Richard Cordray, the head of the Consumer Financial Protection Bureau, recently spoke before the U.S. Senate's Committee on Banking, Housing, and Urban Affairs, and said that the agency has made significant progress in adding protections for consumers and bringing greater clarity to various types of lending, according to prepared testimony. In particular, Cordray was brought before the lawmakers to discuss the agency's Semi-Annual Report of the Consumer Financial Protection Bureau, which was released in July and covers the period from January 1 to June 30, 2012.

However, the director had more up-to-date information than that to share with the Senators, especially where it concerns consumers' reporting their complaints to the agency, the testimony said. From the start of the year through September 3, the CFPB had received 72,297 pieces of feedback on credit cards, mortgages, and other types of financial products and services, and the rate at which those have been coming into the agency has picked up over the course of 2012.

Further, the agency has also brought a number of new protections to the lending industry this year, the testimony said. Many were put in place in the mortgage industry, which can lead to many problems for consumers because of how difficult it can often be to navigate. For this reason, the CFPB has proposed a number of rules designed to make the mortgage lending process clearer, including simplifying disclosure forms so that consumers can understand them better when applying for such a line of credit, and making sure there is greater transparency and accountability in the mortgage servicing industry.

Since the beginning of the year, the agency has also introduced a number of other protections, including greater regulatory control over nonbanks, the testimony said.

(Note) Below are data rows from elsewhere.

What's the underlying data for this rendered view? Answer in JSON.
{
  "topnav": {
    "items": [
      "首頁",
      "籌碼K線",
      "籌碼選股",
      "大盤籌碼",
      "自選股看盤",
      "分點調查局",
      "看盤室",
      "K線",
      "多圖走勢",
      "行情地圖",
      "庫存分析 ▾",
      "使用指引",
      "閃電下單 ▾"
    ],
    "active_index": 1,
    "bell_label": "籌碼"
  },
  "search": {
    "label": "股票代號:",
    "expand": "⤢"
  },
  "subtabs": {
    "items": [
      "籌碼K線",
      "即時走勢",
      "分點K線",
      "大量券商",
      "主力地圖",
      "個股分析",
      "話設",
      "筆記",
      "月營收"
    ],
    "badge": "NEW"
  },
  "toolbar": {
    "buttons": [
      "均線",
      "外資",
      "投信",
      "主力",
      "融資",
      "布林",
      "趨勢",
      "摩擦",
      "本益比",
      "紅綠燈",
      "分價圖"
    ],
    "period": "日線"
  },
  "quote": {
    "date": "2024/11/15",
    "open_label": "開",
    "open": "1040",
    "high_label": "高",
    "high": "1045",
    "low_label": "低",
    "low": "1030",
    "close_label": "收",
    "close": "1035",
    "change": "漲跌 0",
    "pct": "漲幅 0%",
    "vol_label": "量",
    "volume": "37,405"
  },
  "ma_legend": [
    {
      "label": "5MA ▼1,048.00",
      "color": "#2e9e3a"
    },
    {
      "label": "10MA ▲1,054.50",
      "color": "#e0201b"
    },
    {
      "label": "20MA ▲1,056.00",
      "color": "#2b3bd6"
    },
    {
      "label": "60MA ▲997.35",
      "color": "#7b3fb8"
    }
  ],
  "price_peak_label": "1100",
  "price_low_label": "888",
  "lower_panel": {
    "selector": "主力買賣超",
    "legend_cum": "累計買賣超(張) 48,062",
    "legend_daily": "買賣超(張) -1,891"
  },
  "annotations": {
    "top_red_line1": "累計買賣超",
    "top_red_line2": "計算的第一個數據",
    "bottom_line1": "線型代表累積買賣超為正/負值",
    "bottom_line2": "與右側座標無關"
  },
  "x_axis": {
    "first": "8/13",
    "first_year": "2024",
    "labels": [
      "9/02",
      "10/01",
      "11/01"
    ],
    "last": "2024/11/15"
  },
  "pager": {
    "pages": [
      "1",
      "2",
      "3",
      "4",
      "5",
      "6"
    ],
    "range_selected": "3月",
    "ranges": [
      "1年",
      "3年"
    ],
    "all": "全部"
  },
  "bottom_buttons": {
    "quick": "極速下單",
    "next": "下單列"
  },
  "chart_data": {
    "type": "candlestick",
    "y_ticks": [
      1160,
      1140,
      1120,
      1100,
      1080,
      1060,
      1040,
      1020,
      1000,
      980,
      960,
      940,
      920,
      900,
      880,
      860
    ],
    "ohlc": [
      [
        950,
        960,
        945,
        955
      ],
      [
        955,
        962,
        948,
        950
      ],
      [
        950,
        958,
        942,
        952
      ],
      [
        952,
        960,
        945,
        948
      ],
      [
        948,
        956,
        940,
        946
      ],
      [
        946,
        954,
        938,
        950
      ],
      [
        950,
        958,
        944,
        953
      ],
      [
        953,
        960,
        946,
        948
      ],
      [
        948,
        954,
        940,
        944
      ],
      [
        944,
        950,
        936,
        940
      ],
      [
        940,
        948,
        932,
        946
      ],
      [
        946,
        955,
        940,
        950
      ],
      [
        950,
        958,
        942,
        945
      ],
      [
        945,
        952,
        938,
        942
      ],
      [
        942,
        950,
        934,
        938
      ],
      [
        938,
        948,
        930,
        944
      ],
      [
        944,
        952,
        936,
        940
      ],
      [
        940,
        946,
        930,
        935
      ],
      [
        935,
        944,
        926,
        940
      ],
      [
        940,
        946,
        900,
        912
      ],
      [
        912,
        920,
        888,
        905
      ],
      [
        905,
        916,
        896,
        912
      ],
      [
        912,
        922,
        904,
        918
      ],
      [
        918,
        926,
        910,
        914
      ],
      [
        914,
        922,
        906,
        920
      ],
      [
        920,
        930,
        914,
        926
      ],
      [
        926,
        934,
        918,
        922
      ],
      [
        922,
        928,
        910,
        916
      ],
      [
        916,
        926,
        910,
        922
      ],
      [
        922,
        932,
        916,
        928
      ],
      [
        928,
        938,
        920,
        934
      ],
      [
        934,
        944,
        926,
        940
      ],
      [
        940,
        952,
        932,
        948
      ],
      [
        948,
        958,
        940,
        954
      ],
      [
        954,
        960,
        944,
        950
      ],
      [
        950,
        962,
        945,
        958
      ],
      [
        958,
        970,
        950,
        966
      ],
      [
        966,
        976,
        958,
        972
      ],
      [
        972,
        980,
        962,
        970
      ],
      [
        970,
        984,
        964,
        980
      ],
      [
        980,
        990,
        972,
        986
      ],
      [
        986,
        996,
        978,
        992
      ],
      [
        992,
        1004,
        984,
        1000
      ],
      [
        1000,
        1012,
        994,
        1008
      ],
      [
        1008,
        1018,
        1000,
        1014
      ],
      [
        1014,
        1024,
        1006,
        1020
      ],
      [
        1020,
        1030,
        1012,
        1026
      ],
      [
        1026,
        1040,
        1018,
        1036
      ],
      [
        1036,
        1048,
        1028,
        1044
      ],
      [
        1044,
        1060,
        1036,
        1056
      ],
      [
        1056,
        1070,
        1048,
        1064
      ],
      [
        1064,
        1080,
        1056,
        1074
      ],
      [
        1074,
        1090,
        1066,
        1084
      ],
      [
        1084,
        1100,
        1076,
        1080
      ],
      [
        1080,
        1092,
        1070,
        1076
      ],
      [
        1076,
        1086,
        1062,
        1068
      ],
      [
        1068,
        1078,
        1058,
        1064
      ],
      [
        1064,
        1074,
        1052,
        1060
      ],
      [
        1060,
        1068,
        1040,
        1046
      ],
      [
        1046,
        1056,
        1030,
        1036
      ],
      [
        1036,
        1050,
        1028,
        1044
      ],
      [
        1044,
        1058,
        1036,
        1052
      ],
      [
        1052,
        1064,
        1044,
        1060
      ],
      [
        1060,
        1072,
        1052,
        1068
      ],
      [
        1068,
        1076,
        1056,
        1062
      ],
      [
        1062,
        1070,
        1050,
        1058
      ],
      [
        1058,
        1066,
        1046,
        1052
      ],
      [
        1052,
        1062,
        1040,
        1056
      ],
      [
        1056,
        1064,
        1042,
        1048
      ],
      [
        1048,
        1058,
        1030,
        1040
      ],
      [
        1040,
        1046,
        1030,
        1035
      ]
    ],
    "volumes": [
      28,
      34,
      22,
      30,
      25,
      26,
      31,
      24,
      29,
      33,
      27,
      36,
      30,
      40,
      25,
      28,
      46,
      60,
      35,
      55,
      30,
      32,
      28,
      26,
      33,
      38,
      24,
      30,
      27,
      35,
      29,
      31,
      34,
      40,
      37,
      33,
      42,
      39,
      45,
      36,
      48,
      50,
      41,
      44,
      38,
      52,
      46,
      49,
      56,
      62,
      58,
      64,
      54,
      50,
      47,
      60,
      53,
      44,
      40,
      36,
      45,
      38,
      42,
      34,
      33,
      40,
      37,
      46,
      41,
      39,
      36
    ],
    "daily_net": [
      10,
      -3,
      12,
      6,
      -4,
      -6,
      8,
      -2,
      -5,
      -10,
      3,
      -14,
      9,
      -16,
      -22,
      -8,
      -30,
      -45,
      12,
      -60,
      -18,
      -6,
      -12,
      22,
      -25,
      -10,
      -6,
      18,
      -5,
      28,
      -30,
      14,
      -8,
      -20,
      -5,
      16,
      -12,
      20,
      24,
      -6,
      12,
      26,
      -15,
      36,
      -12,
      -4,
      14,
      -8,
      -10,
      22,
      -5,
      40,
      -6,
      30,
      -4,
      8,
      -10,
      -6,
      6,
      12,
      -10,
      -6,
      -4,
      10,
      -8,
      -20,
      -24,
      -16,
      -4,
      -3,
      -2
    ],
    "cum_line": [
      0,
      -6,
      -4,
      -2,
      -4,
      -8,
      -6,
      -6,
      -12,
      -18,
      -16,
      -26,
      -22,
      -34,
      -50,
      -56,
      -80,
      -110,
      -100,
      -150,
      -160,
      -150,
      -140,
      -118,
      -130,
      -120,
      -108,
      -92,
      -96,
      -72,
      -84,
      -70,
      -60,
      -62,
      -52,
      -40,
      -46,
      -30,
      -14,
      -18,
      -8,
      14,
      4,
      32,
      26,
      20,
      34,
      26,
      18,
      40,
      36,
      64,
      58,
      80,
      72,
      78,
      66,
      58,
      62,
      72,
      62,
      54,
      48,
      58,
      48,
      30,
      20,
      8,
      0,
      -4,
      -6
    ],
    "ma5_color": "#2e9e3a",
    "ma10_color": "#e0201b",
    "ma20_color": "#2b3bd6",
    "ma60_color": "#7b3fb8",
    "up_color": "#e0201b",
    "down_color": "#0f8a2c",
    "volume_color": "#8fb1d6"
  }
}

For this reason, it can oversee companies that offer services related to mortgages, payday loans, private student lending and the like, as well as companies responsible for credit reporting, as long as they are defined as "larger participants" in the industry.

Finally, the CFPB believes that all its efforts since gaining full regulatory power will likely lead to experts having a better overall understanding of consumer credit markets, the testimony said. Through its attempts to better engage consumers, which seem to be working, the agency hopes that it will lead to better reach for its rule-making and, potentially, fiscal policy decisions.

Though the CFPB has existed since July 2011, political dissent prevented it from having a top executive until January, when Cordray, a former attorney general in Ohio, was finally appointed to the position. Since then, the agency has significantly ramped up its operations and has expanded its reach in the lending industry.